Phygital: why physical and digital channels are better together
Digital + Physical = Phygital
It’s no secret that physical experiences are more engaging and memorable than digital ones. Rewarding life events rarely involve looking at a screen. But, we’ll admit that digital tech offers some useful opportunities. For example, the ability to communicate information quickly, and record user data.
We believe real-world experiences become even better by combining them with interactive mobile technology. Let’s take a closer look at why organisations should be combining the best of both worlds.
What’s the point?
All organisations want to have unified view of their customers. They want to understand as much about them as possible.
Most organisations have two distinct communication channels – physical and digital . Physical communications include a brand’s products, packaging, fliers, advertising signs, and loyalty cards. Digital communications includes things like a brand’s social media, website, emails, and texts.
Lack of communication between these channels means brands are missing insight on their customers. Organisations need to know how people engage and use their physical objects. If they can match the user to all their interactions, that’s even better. Doing so would give organisations much more data about users, and help improve services.
Clever brands understand how their physical world marketing and advertising work together. By making marketing collateral tappable or scannable, brands can measure how many times people interact with it. This can help them provide more tailored offers and information to customers, based on time, location, handset features and previous user interactions. Clever, huh!?
What do customers get out of it?
You may be thinking this is a way for businesses to get hold of customer data and bombard them with marketing emails. Not so.
Any brand measuring phygital interactions must follow strict guidelines about what they’re allowed to do with the data.
Allowing brands to track certain pieces of data can improve services for their customers. Customers can get quicker and easier assess to important information about a business without having to search for it online. They will also be able to get more relevant information and marketing messaging that they actually want to receive. For example, a shop could use beacon technology that will only send an offer to customers that enter the store.
Phygital: a creative medium
Phygital channels doesn’t just give brands useful marketing data. They also allow them to be more creative with promotion and messaging. This is a new and exciting medium, so it’s easy to be unique.
The increase of wearables means customers will be able to receive custom offers straight to their watches or smart glasses. There will be no limit to the interactive merchandising opportunities.
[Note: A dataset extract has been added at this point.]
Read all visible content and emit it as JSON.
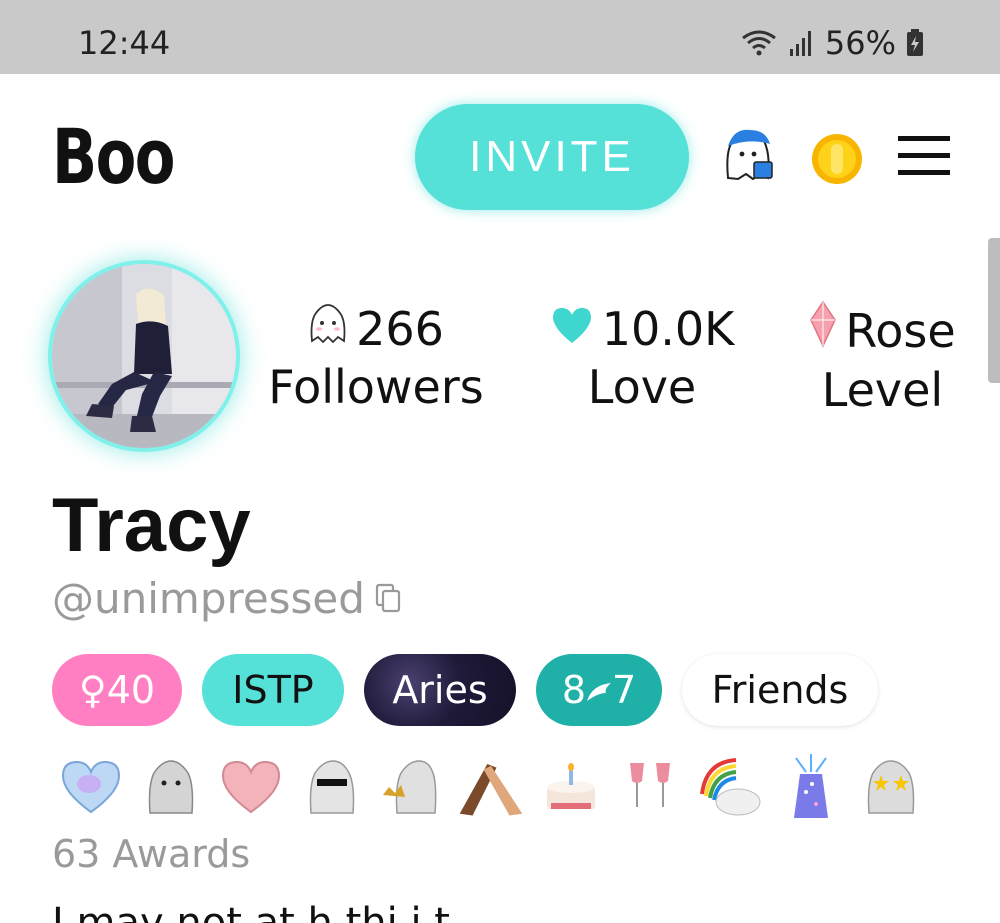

We even expect to see exciting stuff like tappable and scannable in-store installations. Even interactive toys, clothes, and food containers are a possibility.
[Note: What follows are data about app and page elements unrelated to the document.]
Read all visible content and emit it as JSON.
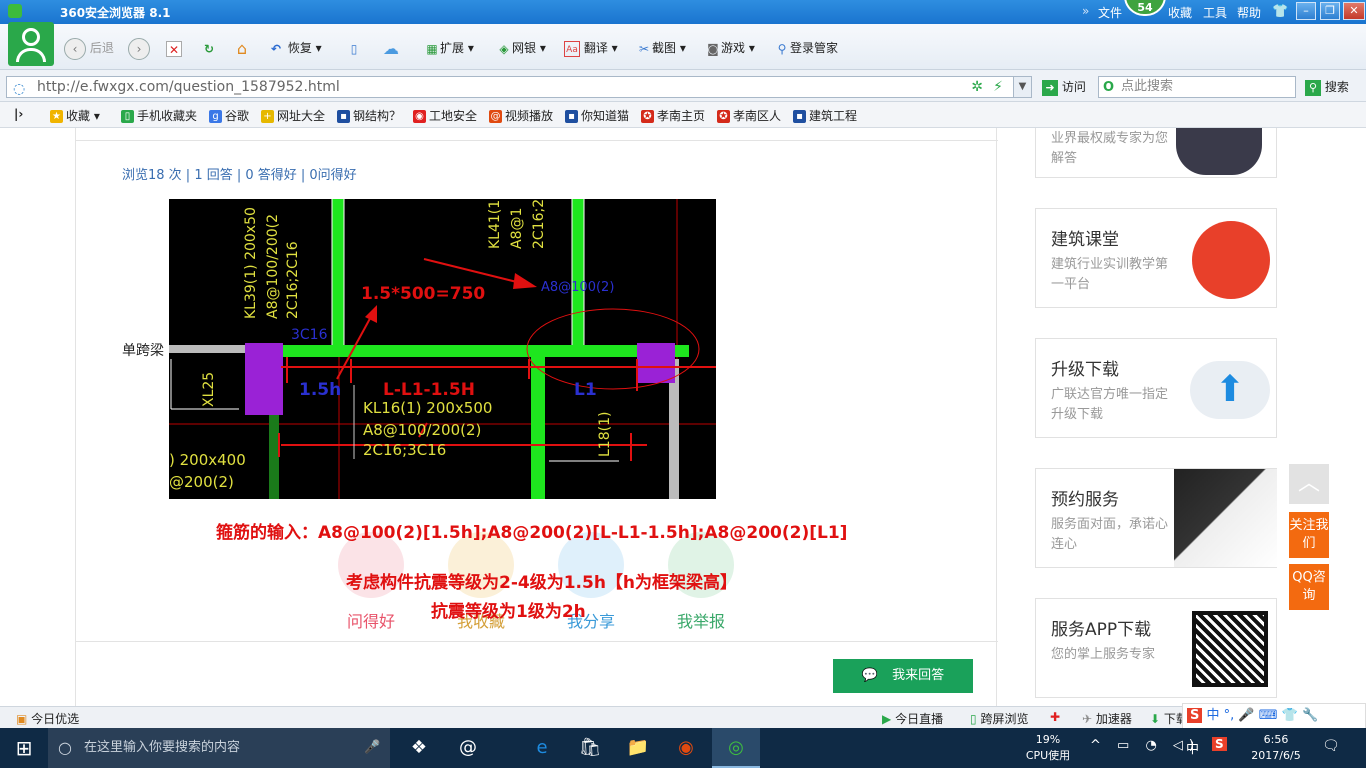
{
  "window": {
    "title": "360安全浏览器 8.1",
    "menu": [
      "文件",
      "收藏",
      "工具",
      "帮助"
    ],
    "badge": "54"
  },
  "toolbar": {
    "back": "后退",
    "restore": "恢复",
    "extend": "扩展",
    "bank": "网银",
    "translate": "翻译",
    "screenshot": "截图",
    "games": "游戏",
    "login": "登录管家"
  },
  "address": {
    "url": "http://e.fwxgx.com/question_1587952.html",
    "visit": "访问",
    "search_placeholder": "点此搜索",
    "search_btn": "搜索"
  },
  "bookmarks": [
    {
      "label": "收藏",
      "icon": "star-icon",
      "color": "#f0b400"
    },
    {
      "label": "手机收藏夹",
      "icon": "phone-icon",
      "color": "#2aa84a"
    },
    {
      "label": "谷歌",
      "icon": "google-icon",
      "color": "#3b78e7"
    },
    {
      "label": "网址大全",
      "icon": "plus-icon",
      "color": "#e6b800"
    },
    {
      "label": "钢结构？",
      "icon": "site-icon",
      "color": "#1f4fa0"
    },
    {
      "label": "工地安全",
      "icon": "baidu-icon",
      "color": "#e02020"
    },
    {
      "label": "视频播放",
      "icon": "swirl-icon",
      "color": "#e04a10"
    },
    {
      "label": "你知道猫",
      "icon": "site-icon",
      "color": "#1f4fa0"
    },
    {
      "label": "孝南主页",
      "icon": "emblem-icon",
      "color": "#d42a1a"
    },
    {
      "label": "孝南区人",
      "icon": "emblem-icon",
      "color": "#d42a1a"
    },
    {
      "label": "建筑工程",
      "icon": "site-icon",
      "color": "#1f4fa0"
    }
  ],
  "question": {
    "stats": "浏览18 次 | 1 回答 | 0 答得好 | 0问得好",
    "beam_label": "单跨梁",
    "cad": {
      "t1": "KL39(1) 200x50",
      "t2": "A8@100/200(2",
      "t3": "2C16;2C16",
      "t4": "KL41(1",
      "t5": "A8@1",
      "t6": "2C16;2",
      "t7": "A8@100(2)",
      "t8": "1.5*500=750",
      "t9": "3C16",
      "t10": "1.5h",
      "t11": "L-L1-1.5H",
      "t12": "L1",
      "t13": "XL25",
      "t14": "KL16(1) 200x500",
      "t15": "A8@100/200(2)",
      "t16": "2C16;3C16",
      "t17": "L18(1)",
      "t18": ") 200x400",
      "t19": "@200(2)"
    },
    "note1": "箍筋的输入：A8@100(2)[1.5h];A8@200(2)[L-L1-1.5h];A8@200(2)[L1]",
    "note2": "考虑构件抗震等级为2-4级为1.5h【h为框架梁高】",
    "note3": "抗震等级为1级为2h",
    "actions": [
      {
        "label": "问得好",
        "color": "#e8536a",
        "bg": "#fbe3e7"
      },
      {
        "label": "我收藏",
        "color": "#d4a03a",
        "bg": "#fbf0d8"
      },
      {
        "label": "我分享",
        "color": "#3a9ad8",
        "bg": "#dff0fb"
      },
      {
        "label": "我举报",
        "color": "#3aa86a",
        "bg": "#e0f3e6"
      }
    ],
    "reply": "我来回答"
  },
  "sidebar": [
    {
      "title": "",
      "sub": "业界最权威专家为您解答"
    },
    {
      "title": "建筑课堂",
      "sub": "建筑行业实训教学第一平台"
    },
    {
      "title": "升级下载",
      "sub": "广联达官方唯一指定升级下载"
    },
    {
      "title": "预约服务",
      "sub": "服务面对面，承诺心连心"
    },
    {
      "title": "服务APP下载",
      "sub": "您的掌上服务专家"
    }
  ],
  "float": {
    "follow": "关注我们",
    "qq": "QQ咨询"
  },
  "status": {
    "today": "今日优选",
    "live": "今日直播",
    "cross": "跨屏浏览",
    "accel": "加速器",
    "down": "下载"
  },
  "taskbar": {
    "search": "在这里输入你要搜索的内容",
    "cpu_pct": "19%",
    "cpu": "CPU使用",
    "ime": "中",
    "time": "6:56",
    "date": "2017/6/5"
  }
}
On a more practical level, the ability to tap to pay or donate will hopefully increase business or charity revenues. Interactive name badges can also help to verify someone’s identity in an instant. We expect to see scannable business cards become the norm, making networking more engaging and convenient.
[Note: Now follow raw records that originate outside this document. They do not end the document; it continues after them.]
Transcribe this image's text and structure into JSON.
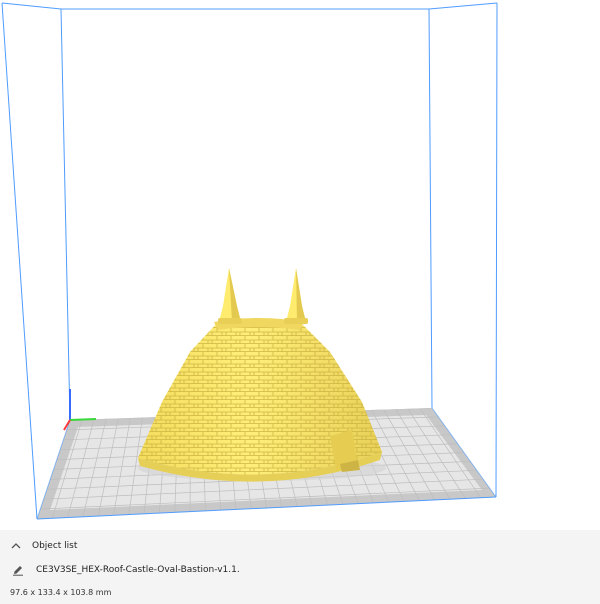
{
  "object_list": {
    "header_label": "Object list",
    "object_name": "CE3V3SE_HEX-Roof-Castle-Oval-Bastion-v1.1.",
    "dimensions": "97.6 x 133.4 x 103.8 mm"
  },
  "colors": {
    "model": "#ffec6e",
    "model_shade": "#d8c24a",
    "build_volume_edges": "#4f9cff",
    "build_plate": "#e2e2e2",
    "plate_border": "#c4c4c4",
    "grid_lines": "#bcbcbc",
    "axis_x": "#ff3a3a",
    "axis_y": "#3ad83a",
    "axis_z": "#3a6bff"
  },
  "icons": {
    "collapse": "chevron-up-icon",
    "edit": "pencil-icon"
  }
}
We also expect phygital items to become popular for their environmental benefits. Rather than printing hoards of business cards, networkers only need an interactive one that populates a user’s smartphone with their contact details when tapped. In theory, this means phygital products can help reduce paper, water and CO2. Of course, it’s still early days, so we’d need to see a bit more research into this one.
The future is phygital
If you hadn’t guessed by now, the combination of physical and digital is the whole purpose and belief behind Thyngs.
Brands spend thousands on digital advertising, just because it’s easy to measure return on investment. Thyngs allows businesses to track the use and record the return on investment on their physical channels too. It allows you to measure the ROI on meaningful, physical experiences, all through a user’s smartphone. After all, 36% of the population of the whole world do have access to a smartphone…